“This area is not suitable for growing crops,”surveyor John Palliser states in 1863. He is referring to the area of southern Alberta (the Palliser Triangle) near the town of Taber. While ranching and grazing eventually becomes common, growing crops is not successful. By the Dirty Thirties, this area is a dust bowl.
But, forward-thinking entrepreneurs decide that with irrigation the land around Taber can become more fertile. Early efforts required digging canals by hand and pumping water from St. Mary’s River into the rows of sugar beet fields. Mosquitoes hatch in the wet mud and are a major challenge. But, the idea works, and by the 1940s there is a huge demand for migrant workers to work the expanding beet fields.
Coincidentally, in 1941, with the bombing of Pearl Harbour, a wave of Canadian families of Japanese descent are evacuated from the West Coast and relocated farther inland. Shinkichi (George) and Miso Okamoto, their children and parents are one of these families forced to leave their Victoria home. With the demand for labourers, they move to Taber. Two weeks later, a friend’s letter warns them, “Under no circumstances go to a beet farm!” It is too late. They are already housed in a beet shack doing labour-intensive seasonal work in the beet fields: sowing, thinning, hoeing, watering, and eventually harvesting the crops. Moving the heavy irrigation equipment around the fields takes up a large part of George’s day. It is back-breaking work.
The Taber Irrigation Impact Museum focuses on the impact of irrigation on Taber’s development. It showcases the irrigation systems and processes from early labour-intensive methods to the current computer technologies that growers use. Through the efforts of pioneer settlers and workers such as the Okamotos, and the constant modernization of irrigation systems, Taber continues to have a thriving agricultural industry with abundant production of crops such as sugar beets, pulses, beans, and the famous Taber corn.
• Irrigation (equipment, tools, photographs)
• Coal mining
• Agriculture (machine yard - summer only)

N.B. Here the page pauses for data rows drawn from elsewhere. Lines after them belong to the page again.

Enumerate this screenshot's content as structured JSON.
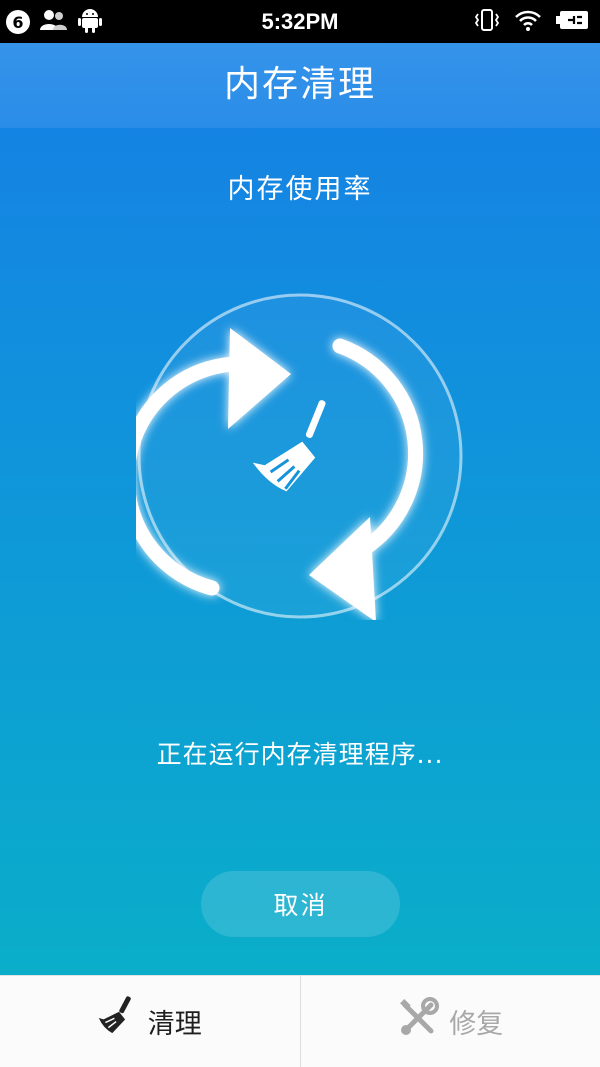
{
  "status_bar": {
    "notification_count": "6",
    "time": "5:32PM"
  },
  "header": {
    "title": "内存清理"
  },
  "main": {
    "subtitle": "内存使用率",
    "status_text": "正在运行内存清理程序...",
    "cancel_label": "取消",
    "center_icon": "broom-icon",
    "ring_icon": "refresh-arrows-icon"
  },
  "bottom_nav": {
    "items": [
      {
        "label": "清理",
        "icon": "broom-icon",
        "active": true
      },
      {
        "label": "修复",
        "icon": "tools-icon",
        "active": false
      }
    ]
  },
  "colors": {
    "gradient_top": "#167fe6",
    "gradient_bottom": "#0aaec9",
    "title_bar": "#2a8de8",
    "nav_active": "#1e1e1e",
    "nav_inactive": "#a8a8a8"
  }
}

• Archives and genealogy (photos, family stories, Taber newspapers from 1907 through current on microfilm)
• Art Gallery
• Historical exhibits (changes three times per year)
• School and other group tours
• Historical research projects